App and web page records -

+ + + + +

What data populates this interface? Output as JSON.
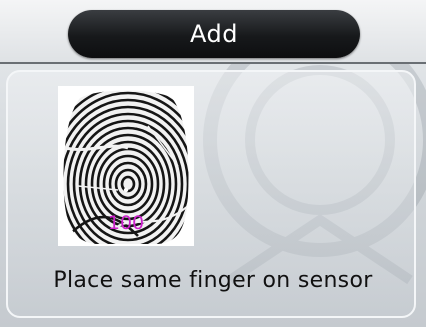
{
  "header": {
    "title": "Add"
  },
  "scan": {
    "quality_value": "100",
    "prompt": "Place same finger on sensor"
  },
  "colors": {
    "title_bar_bg": "#111315",
    "quality_text": "#cc22cc",
    "prompt_text": "#111111"
  },
  "icons": {
    "fingerprint": "fingerprint-icon"
  }
}
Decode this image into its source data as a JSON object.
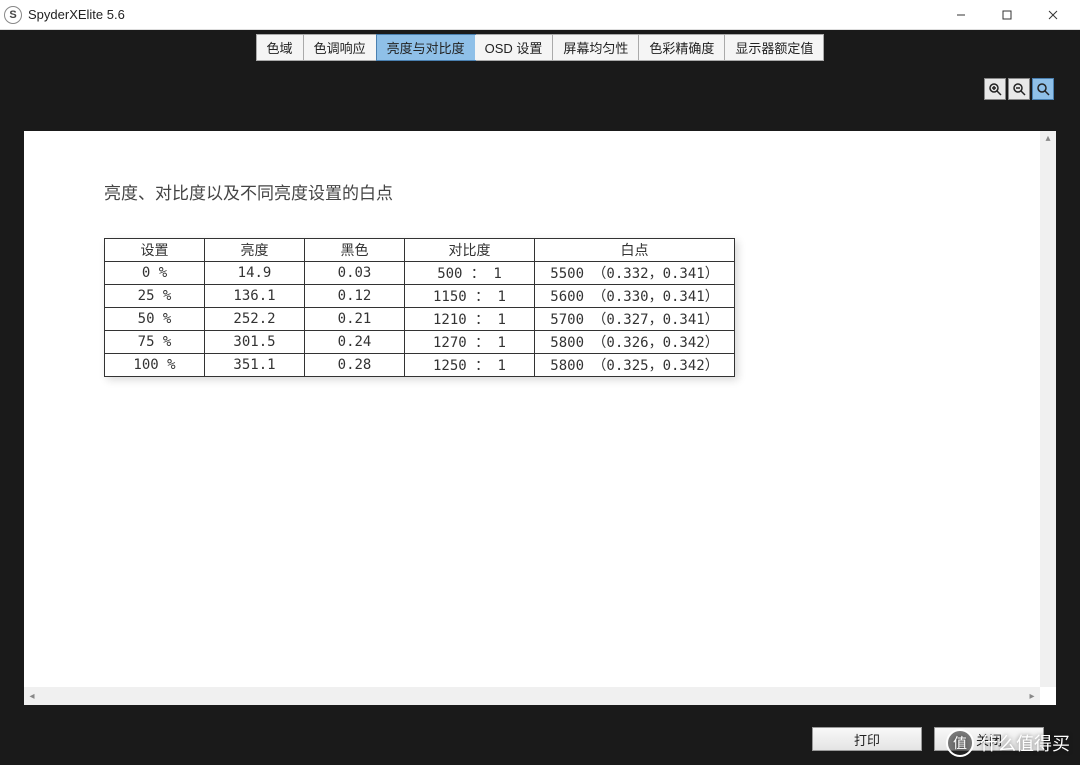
{
  "window": {
    "title": "SpyderXElite 5.6",
    "icon_letter": "S"
  },
  "tabs": [
    {
      "label": "色域",
      "key": "gamut"
    },
    {
      "label": "色调响应",
      "key": "tone"
    },
    {
      "label": "亮度与对比度",
      "key": "brightness",
      "active": true
    },
    {
      "label": "OSD 设置",
      "key": "osd"
    },
    {
      "label": "屏幕均匀性",
      "key": "uniformity"
    },
    {
      "label": "色彩精确度",
      "key": "accuracy"
    },
    {
      "label": "显示器额定值",
      "key": "rating"
    }
  ],
  "zoom_icons": [
    "zoom-in-icon",
    "zoom-out-icon",
    "zoom-fit-icon"
  ],
  "page": {
    "title": "亮度、对比度以及不同亮度设置的白点",
    "columns": {
      "setting": "设置",
      "brightness": "亮度",
      "black": "黑色",
      "contrast": "对比度",
      "whitepoint": "白点"
    }
  },
  "chart_data": {
    "type": "table",
    "title": "亮度、对比度以及不同亮度设置的白点",
    "columns": [
      "设置",
      "亮度",
      "黑色",
      "对比度",
      "白点"
    ],
    "rows": [
      {
        "setting": "0 %",
        "brightness": "14.9",
        "black": "0.03",
        "contrast": "500  ： 1",
        "whitepoint": "5500 （0.332，0.341）"
      },
      {
        "setting": "25 %",
        "brightness": "136.1",
        "black": "0.12",
        "contrast": "1150 ： 1",
        "whitepoint": "5600 （0.330，0.341）"
      },
      {
        "setting": "50 %",
        "brightness": "252.2",
        "black": "0.21",
        "contrast": "1210 ： 1",
        "whitepoint": "5700 （0.327，0.341）"
      },
      {
        "setting": "75 %",
        "brightness": "301.5",
        "black": "0.24",
        "contrast": "1270 ： 1",
        "whitepoint": "5800 （0.326，0.342）"
      },
      {
        "setting": "100 %",
        "brightness": "351.1",
        "black": "0.28",
        "contrast": "1250 ： 1",
        "whitepoint": "5800 （0.325，0.342）"
      }
    ]
  },
  "footer": {
    "print_label": "打印",
    "close_label": "关闭"
  },
  "watermark": {
    "circle": "值",
    "text": "什么值得买"
  }
}
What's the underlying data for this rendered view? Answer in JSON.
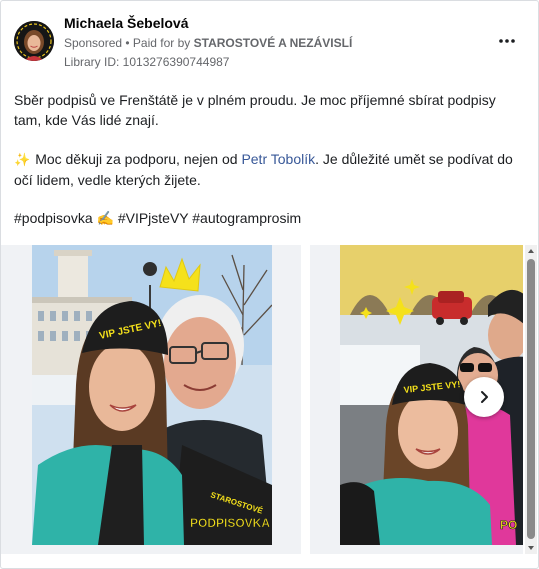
{
  "post": {
    "author": "Michaela Šebelová",
    "sponsored_label": "Sponsored",
    "separator": " • ",
    "paid_for_prefix": "Paid for by ",
    "paid_for_by": "STAROSTOVÉ A NEZÁVISLÍ",
    "library_id": "Library ID: 1013276390744987",
    "more_options_label": "•••",
    "paragraph1": "Sběr podpisů ve Frenštátě je v plném proudu. Je moc příjemné sbírat podpisy tam, kde Vás lidé znají.",
    "paragraph2_sparkle": "✨",
    "paragraph2_before": "Moc děkuji za podporu, nejen od ",
    "paragraph2_link": "Petr Tobolík",
    "paragraph2_after": ". Je důležité umět se podívat do očí lidem, vedle kterých žijete.",
    "hashtags": "#podpisovka ✍️ #VIPjsteVY #autogramprosim"
  },
  "photos": {
    "photo1_beanie_text": "VIP JSTE VY!",
    "photo1_sticker": "PODPISOVKA",
    "photo1_sash": "STAROSTOVÉ",
    "photo2_beanie_text": "VIP JSTE VY!",
    "photo2_sticker": "PO"
  },
  "icons": {
    "more": "more-options-icon",
    "next": "chevron-right-icon"
  },
  "colors": {
    "link": "#385898",
    "secondary_text": "#65676b",
    "sticker_yellow": "#f5e11b"
  }
}
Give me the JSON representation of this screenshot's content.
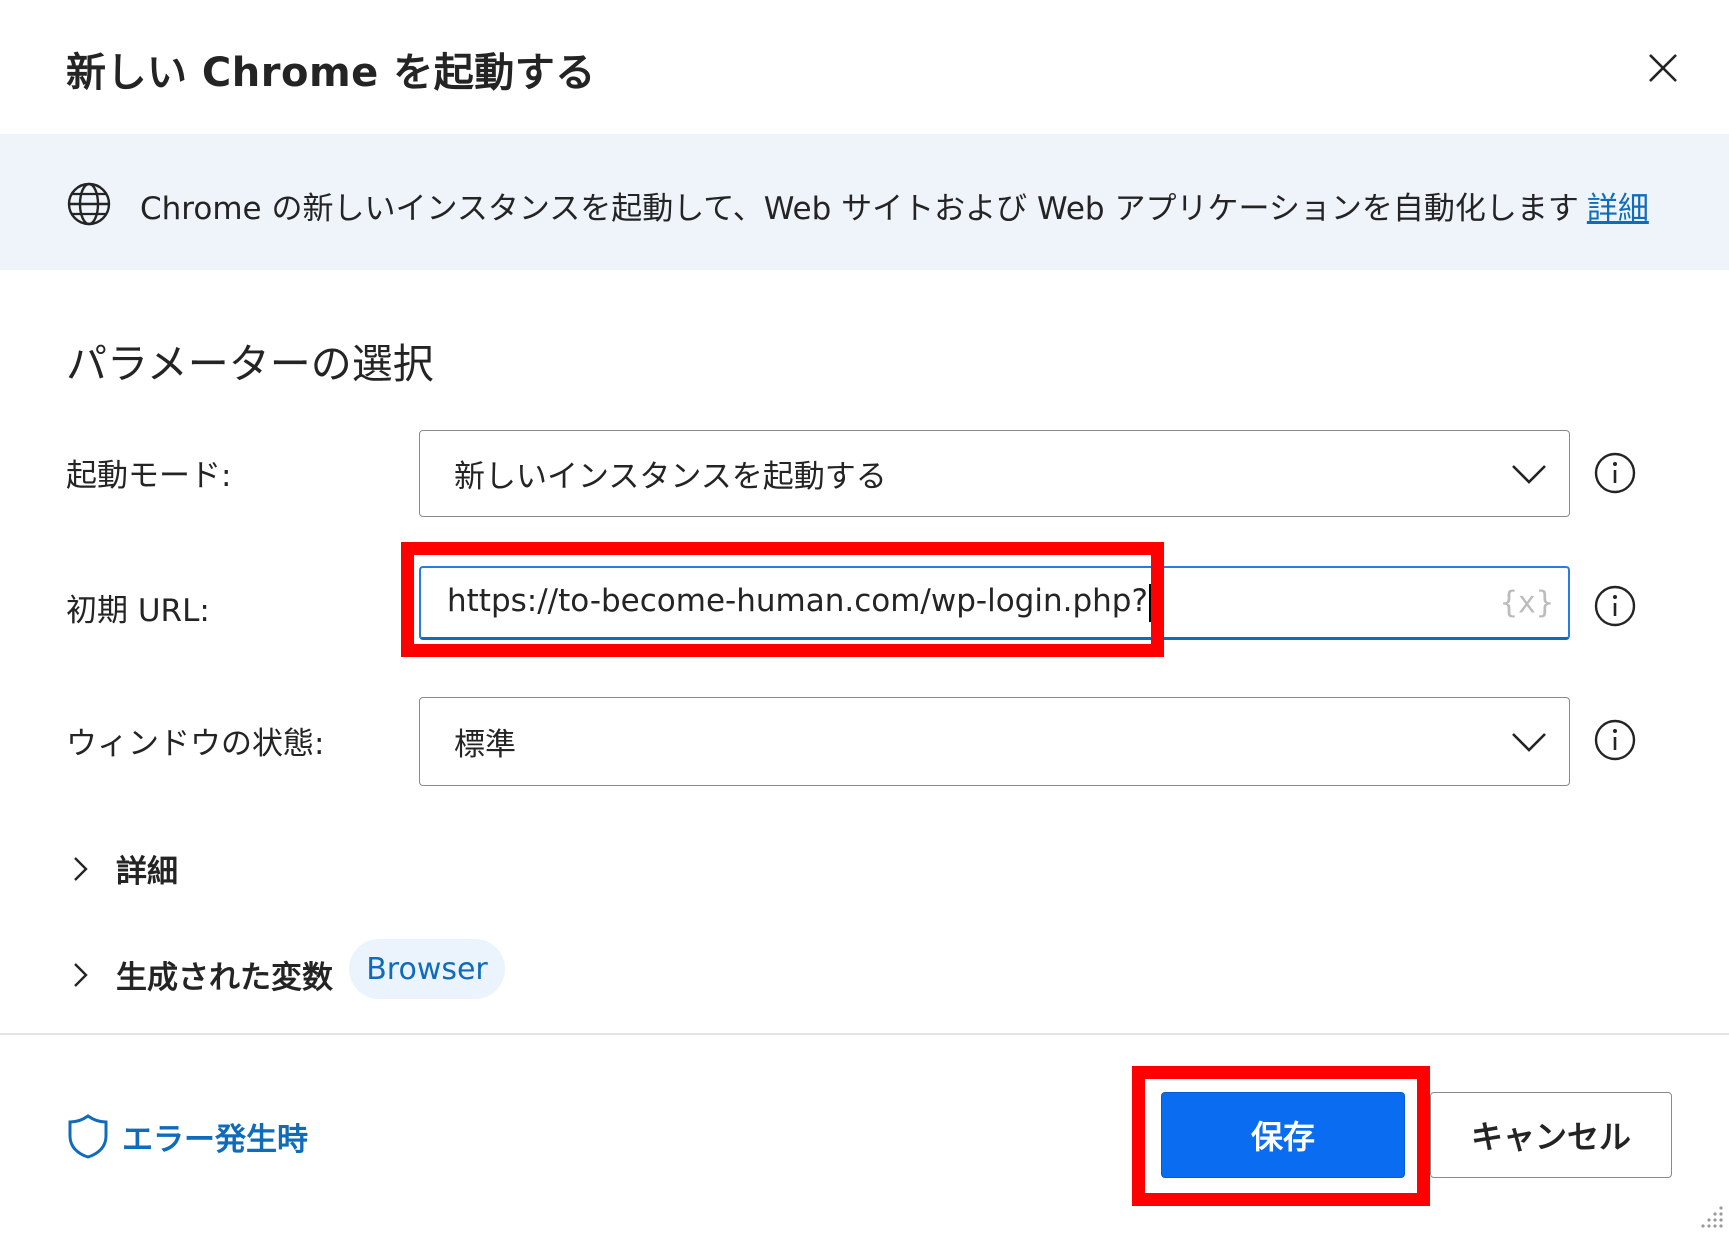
{
  "dialog": {
    "title": "新しい Chrome を起動する",
    "close_label": "×"
  },
  "banner": {
    "text": "Chrome の新しいインスタンスを起動して、Web サイトおよび Web アプリケーションを自動化します",
    "link": "詳細"
  },
  "section": {
    "title": "パラメーターの選択"
  },
  "fields": {
    "launch_mode": {
      "label": "起動モード:",
      "value": "新しいインスタンスを起動する"
    },
    "initial_url": {
      "label": "初期 URL:",
      "value": "https://to-become-human.com/wp-login.php?",
      "variable_button": "{x}"
    },
    "window_state": {
      "label": "ウィンドウの状態:",
      "value": "標準"
    }
  },
  "expanders": {
    "advanced": "詳細",
    "variables": "生成された変数",
    "variable_pill": "Browser"
  },
  "footer": {
    "on_error": "エラー発生時",
    "save": "保存",
    "cancel": "キャンセル"
  },
  "colors": {
    "accent": "#0f6cbd",
    "primary_button": "#0a6cf0",
    "banner_bg": "#eff4fb",
    "highlight": "#ff0000"
  },
  "icons": [
    "close-icon",
    "globe-icon",
    "chevron-down-icon",
    "info-icon",
    "chevron-right-icon",
    "shield-icon",
    "resize-grip-icon"
  ]
}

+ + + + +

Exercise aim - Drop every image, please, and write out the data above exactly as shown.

Reply -
What data populates this interface? Output as JSON.
{
  "header": {
    "title": "Add"
  },
  "scan": {
    "quality_value": "100",
    "prompt": "Place same finger on sensor"
  },
  "colors": {
    "title_bar_bg": "#111315",
    "quality_text": "#cc22cc",
    "prompt_text": "#111111"
  },
  "icons": {
    "fingerprint": "fingerprint-icon"
  }
}
Decode this image into its source data as a JSON object.
{
  "window": {
    "title": "SpyderXElite 5.6",
    "icon_letter": "S"
  },
  "tabs": [
    {
      "label": "色域",
      "key": "gamut"
    },
    {
      "label": "色调响应",
      "key": "tone"
    },
    {
      "label": "亮度与对比度",
      "key": "brightness",
      "active": true
    },
    {
      "label": "OSD 设置",
      "key": "osd"
    },
    {
      "label": "屏幕均匀性",
      "key": "uniformity"
    },
    {
      "label": "色彩精确度",
      "key": "accuracy"
    },
    {
      "label": "显示器额定值",
      "key": "rating"
    }
  ],
  "zoom_icons": [
    "zoom-in-icon",
    "zoom-out-icon",
    "zoom-fit-icon"
  ],
  "page": {
    "title": "亮度、对比度以及不同亮度设置的白点",
    "columns": {
      "setting": "设置",
      "brightness": "亮度",
      "black": "黑色",
      "contrast": "对比度",
      "whitepoint": "白点"
    }
  },
  "chart_data": {
    "type": "table",
    "title": "亮度、对比度以及不同亮度设置的白点",
    "columns": [
      "设置",
      "亮度",
      "黑色",
      "对比度",
      "白点"
    ],
    "rows": [
      {
        "setting": "0 %",
        "brightness": "14.9",
        "black": "0.03",
        "contrast": "500  ： 1",
        "whitepoint": "5500 （0.332，0.341）"
      },
      {
        "setting": "25 %",
        "brightness": "136.1",
        "black": "0.12",
        "contrast": "1150 ： 1",
        "whitepoint": "5600 （0.330，0.341）"
      },
      {
        "setting": "50 %",
        "brightness": "252.2",
        "black": "0.21",
        "contrast": "1210 ： 1",
        "whitepoint": "5700 （0.327，0.341）"
      },
      {
        "setting": "75 %",
        "brightness": "301.5",
        "black": "0.24",
        "contrast": "1270 ： 1",
        "whitepoint": "5800 （0.326，0.342）"
      },
      {
        "setting": "100 %",
        "brightness": "351.1",
        "black": "0.28",
        "contrast": "1250 ： 1",
        "whitepoint": "5800 （0.325，0.342）"
      }
    ]
  },
  "footer": {
    "print_label": "打印",
    "close_label": "关闭"
  },
  "watermark": {
    "circle": "值",
    "text": "什么值得买"
  }
}
What's the underlying data for this rendered view? Answer in JSON.
{
  "post": {
    "author": "Michaela Šebelová",
    "sponsored_label": "Sponsored",
    "separator": " • ",
    "paid_for_prefix": "Paid for by ",
    "paid_for_by": "STAROSTOVÉ A NEZÁVISLÍ",
    "library_id": "Library ID: 1013276390744987",
    "more_options_label": "•••",
    "paragraph1": "Sběr podpisů ve Frenštátě je v plném proudu. Je moc příjemné sbírat podpisy tam, kde Vás lidé znají.",
    "paragraph2_sparkle": "✨",
    "paragraph2_before": "Moc děkuji za podporu, nejen od ",
    "paragraph2_link": "Petr Tobolík",
    "paragraph2_after": ". Je důležité umět se podívat do očí lidem, vedle kterých žijete.",
    "hashtags": "#podpisovka ✍️ #VIPjsteVY #autogramprosim"
  },
  "photos": {
    "photo1_beanie_text": "VIP JSTE VY!",
    "photo1_sticker": "PODPISOVKA",
    "photo1_sash": "STAROSTOVÉ",
    "photo2_beanie_text": "VIP JSTE VY!",
    "photo2_sticker": "PO"
  },
  "icons": {
    "more": "more-options-icon",
    "next": "chevron-right-icon"
  },
  "colors": {
    "link": "#385898",
    "secondary_text": "#65676b",
    "sticker_yellow": "#f5e11b"
  }
}
Give me the JSON representation of this screenshot's content.
{
  "dialog": {
    "title": "新しい Chrome を起動する",
    "close_label": "×"
  },
  "banner": {
    "text": "Chrome の新しいインスタンスを起動して、Web サイトおよび Web アプリケーションを自動化します",
    "link": "詳細"
  },
  "section": {
    "title": "パラメーターの選択"
  },
  "fields": {
    "launch_mode": {
      "label": "起動モード:",
      "value": "新しいインスタンスを起動する"
    },
    "initial_url": {
      "label": "初期 URL:",
      "value": "https://to-become-human.com/wp-login.php?",
      "variable_button": "{x}"
    },
    "window_state": {
      "label": "ウィンドウの状態:",
      "value": "標準"
    }
  },
  "expanders": {
    "advanced": "詳細",
    "variables": "生成された変数",
    "variable_pill": "Browser"
  },
  "footer": {
    "on_error": "エラー発生時",
    "save": "保存",
    "cancel": "キャンセル"
  },
  "colors": {
    "accent": "#0f6cbd",
    "primary_button": "#0a6cf0",
    "banner_bg": "#eff4fb",
    "highlight": "#ff0000"
  },
  "icons": [
    "close-icon",
    "globe-icon",
    "chevron-down-icon",
    "info-icon",
    "chevron-right-icon",
    "shield-icon",
    "resize-grip-icon"
  ]
}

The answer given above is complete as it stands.